It’s pretty clear that fireworks are awesome and easy to attain them in New Hampshire, are there any other things you liked about living and training in the Granite State?
In the spring and summer, the riding is killer. There are so many dirt roads in the area and they are a blast. In the winter… not so much. Way, way too much trainer time, or time outside wishing I was on the trainer.
Does getting through those tough New England winters give you an advantage as a pro?
Honestly? Probably not. Training in New England in the winter puts you behind the guys who are in Socal or Tucson. However, racing the New England “Spring Classics” like Marblehead gets you into shape quickly.
On the topic of winter training, does a full cyclocross season actually ruin your plans for a good spring, or is that just hog-wash?
No I think it’s just the opposite, especially if you’re going to train in New England in the winter. Racing cross keeps you fit very late into the year, and then with proper rest I think you definitely keep some of that fitness through your winter training. You definitely start out ahead, although it is pretty hard to do a really full road season, and then keep racing cross until December.
Alright time to change gears. Are you ready for the lightning round?
Favorite Place to Ride?
Riding from Falmouth, MA to the Miles Standish State Forest in Plymouth, MA is my favorite ride. Tucson is pretty nice too though….
What’s more fun Collegiate or Pro Racing?
They’re different beasts, Like apples and oranges.
Cyclocross or Road?
Yay or nay for the aero gear ban in collegiate TTTs?
Hockey or Kickboxing?
Favorite one day race?
Least favorite type of pizza?
Anything with vegetables or mushrooms.
Last question in the lightning round, this one is worth double points! Craziest Collegiate Team in America?
One time a teammate of mine on Fiordifrutta raced Easterns for Vermont Law School, with the name written in marker on a plain jersey (if I remember correctly). That was some wild stuff.
The lightning round is over, just a few more questions.
What are your plans for the future?
I really want to keep racing for as long as possible. After that I’m really not sure, I’d like to do something in the bike industry. Other options: CIA, or airline pilot. I better keep training…
Sounds like a plan, so in closing do you have any tips or tricks for up and coming racers?
Ride a lot, get to as many races as you can, and rest hard. A lot of newer racers never go easy enough on recovery days, and thus are always tired. Go on coffee shop rides at 100 watts and take in the scenery. Oh, and RACE every race. Never, ever, sit in.

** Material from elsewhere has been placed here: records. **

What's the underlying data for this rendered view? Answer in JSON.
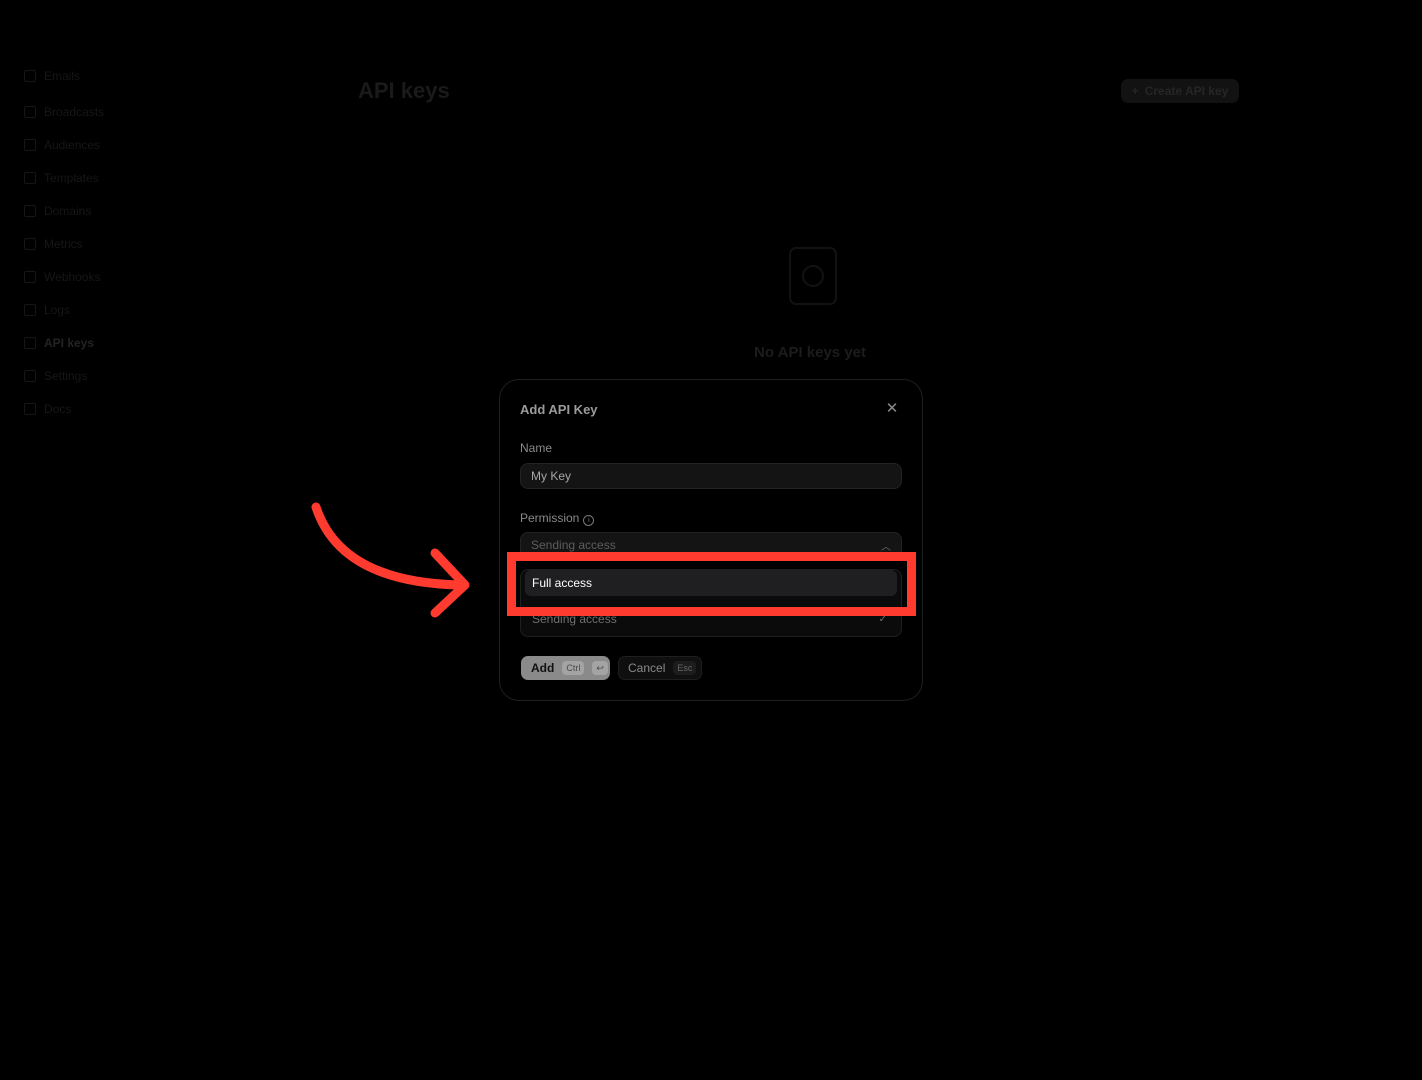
{
  "sidebar": {
    "workspace": "",
    "items": [
      {
        "label": "Emails"
      },
      {
        "label": "Broadcasts"
      },
      {
        "label": "Audiences"
      },
      {
        "label": "Templates"
      },
      {
        "label": "Domains"
      },
      {
        "label": "Metrics"
      },
      {
        "label": "Webhooks"
      },
      {
        "label": "Logs"
      },
      {
        "label": "API keys"
      },
      {
        "label": "Settings"
      },
      {
        "label": "Docs"
      }
    ],
    "footer": ""
  },
  "header": {
    "title": "API keys",
    "create_label": "Create API key"
  },
  "empty_state": {
    "text": "No API keys yet"
  },
  "modal": {
    "title": "Add API Key",
    "name_label": "Name",
    "name_value": "My Key",
    "permission_label": "Permission",
    "permission_value": "Sending access",
    "options": [
      {
        "label": "Full access",
        "highlighted": true
      },
      {
        "label": "Sending access",
        "selected": true
      }
    ],
    "add_label": "Add",
    "add_shortcut": "Ctrl",
    "cancel_label": "Cancel",
    "cancel_shortcut": "Esc"
  },
  "annotation": {
    "color": "#ff3b30"
  }
}
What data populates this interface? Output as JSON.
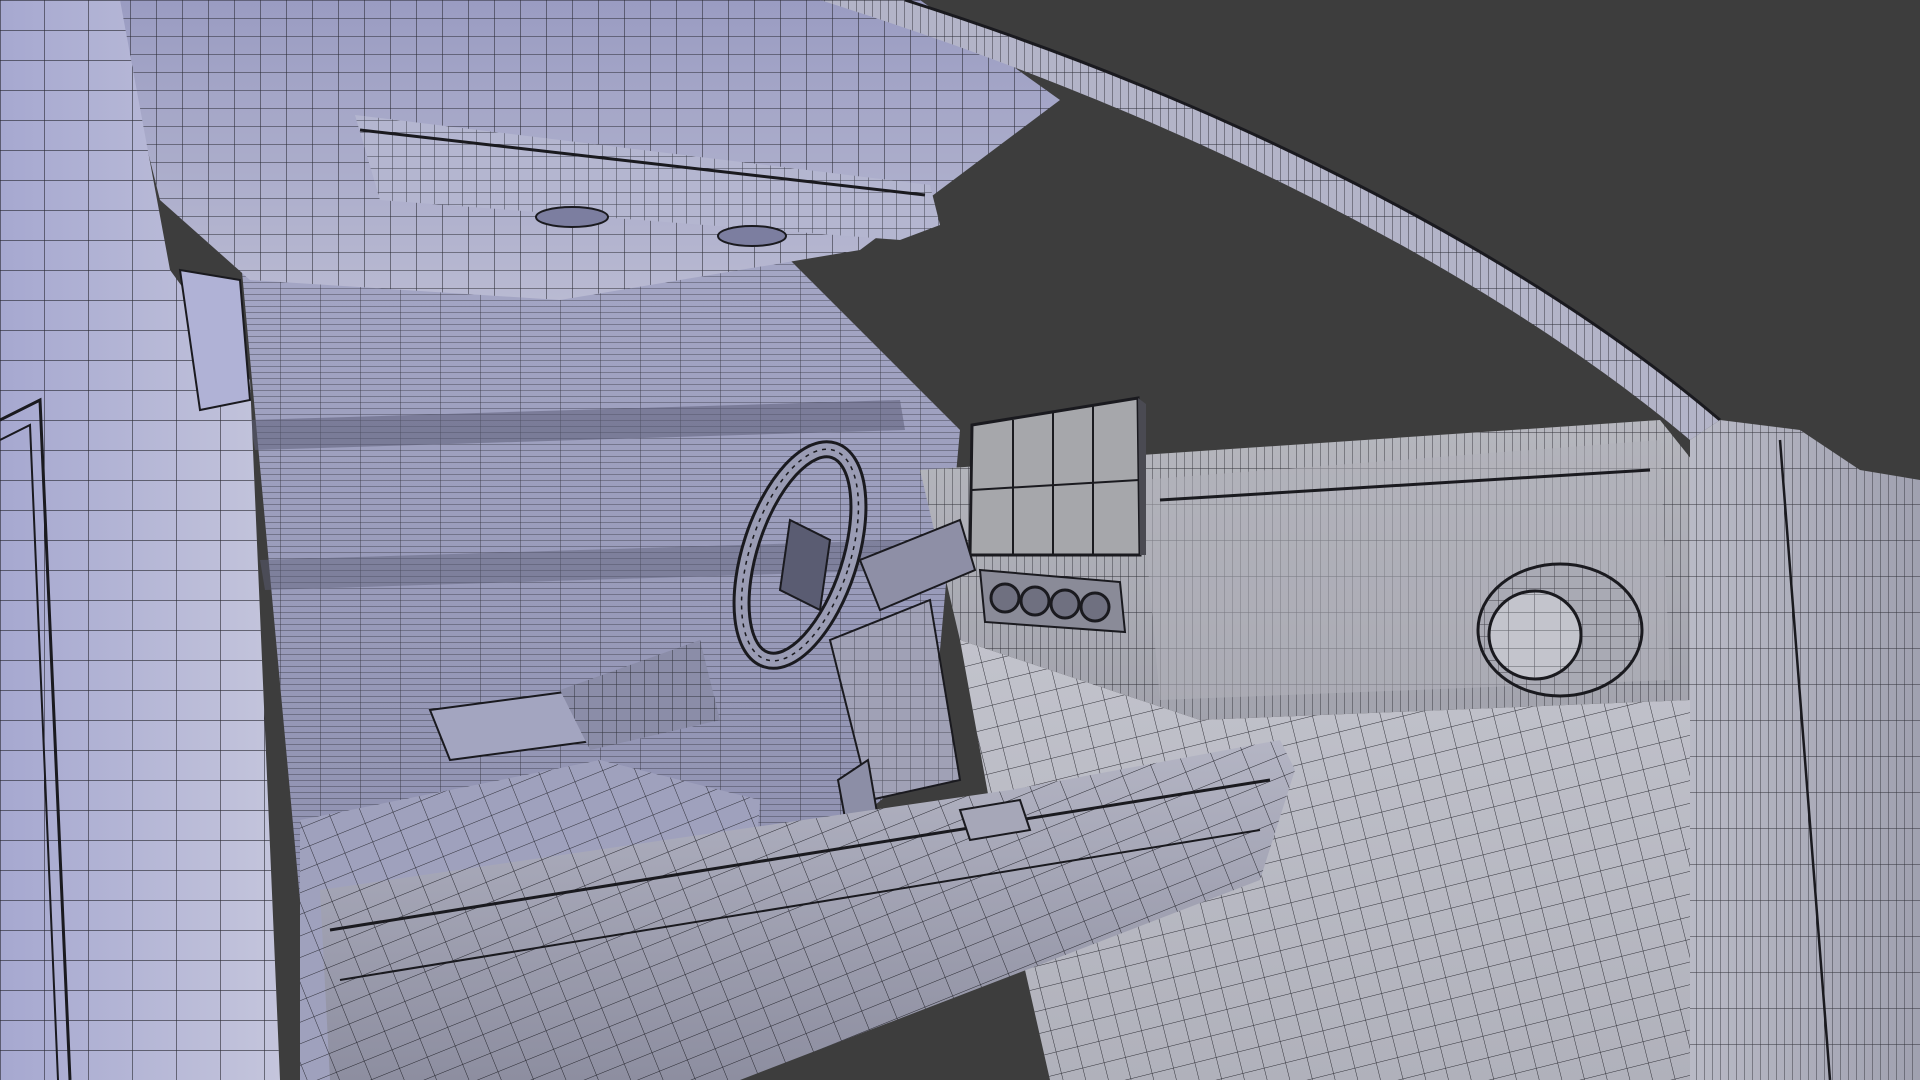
{
  "colors": {
    "background": "#3d3d3d",
    "surface_light": "#b8b9c4",
    "surface_lavender": "#a9abcf",
    "surface_mid": "#9b9cad",
    "surface_dark": "#6e6f7c",
    "wire": "#1a1a1f",
    "screen": "#a7a8ad"
  },
  "scene": {
    "view": "3d-viewport-wireframe",
    "subject": "car-interior-mesh"
  }
}
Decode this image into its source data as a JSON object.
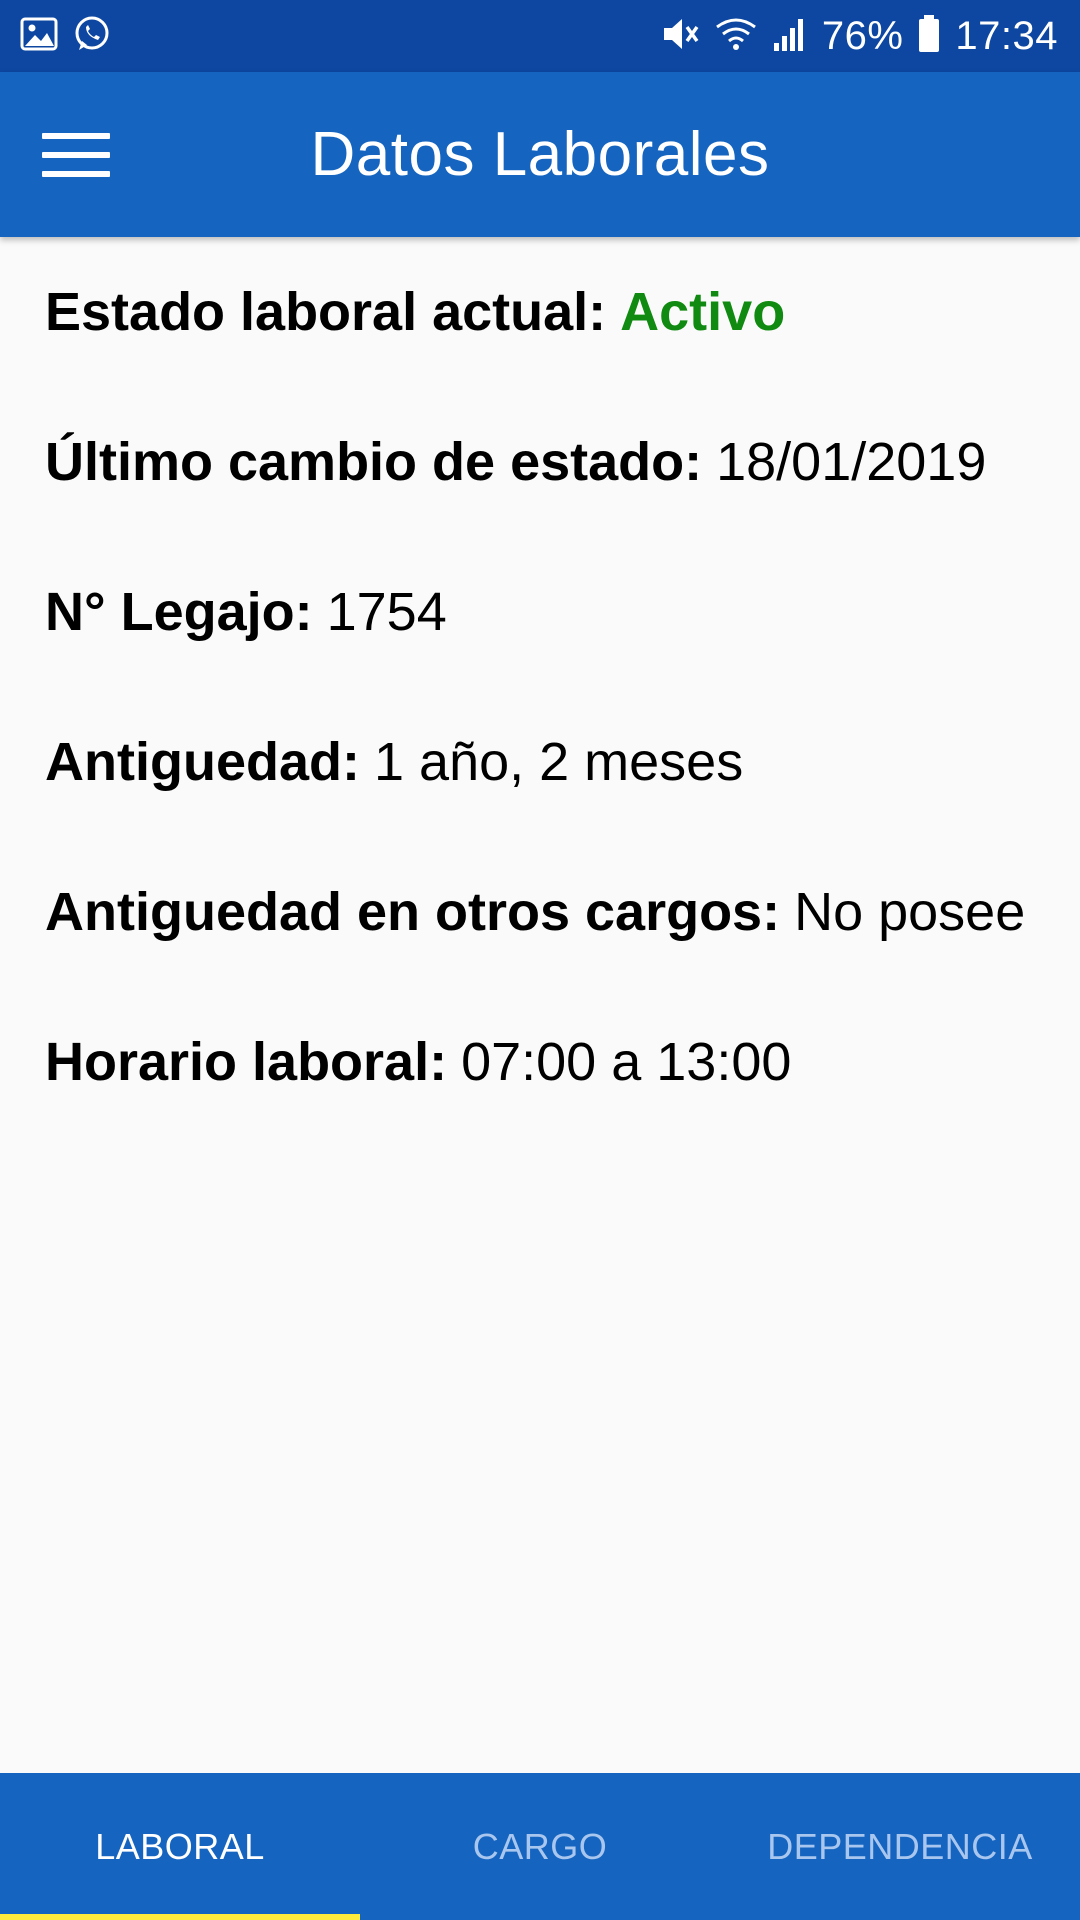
{
  "status_bar": {
    "battery_percent": "76%",
    "time": "17:34",
    "icons_left": [
      "gallery-icon",
      "whatsapp-icon"
    ],
    "icons_right": [
      "mute-icon",
      "wifi-icon",
      "signal-icon",
      "battery-icon"
    ]
  },
  "app_bar": {
    "title": "Datos Laborales",
    "menu_icon": "hamburger-menu-icon"
  },
  "fields": [
    {
      "label": "Estado laboral actual:",
      "value": "Activo"
    },
    {
      "label": "Último cambio de estado:",
      "value": "18/01/2019"
    },
    {
      "label": "N° Legajo:",
      "value": "1754"
    },
    {
      "label": "Antiguedad:",
      "value": "1 año, 2 meses"
    },
    {
      "label": "Antiguedad en otros cargos:",
      "value": "No posee"
    },
    {
      "label": "Horario laboral:",
      "value": "07:00 a 13:00"
    }
  ],
  "bottom_nav": {
    "tabs": [
      {
        "label": "LABORAL",
        "active": true
      },
      {
        "label": "CARGO",
        "active": false
      },
      {
        "label": "DEPENDENCIA",
        "active": false
      }
    ]
  },
  "colors": {
    "status_bar": "#0d47a1",
    "primary": "#1565c0",
    "status_active": "#108a10",
    "tab_indicator": "#ffeb3b"
  }
}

Is there anything else you’d like to say to the throngs of Toby Marzot fans that are going to read this interview?
Big ups, and its been real.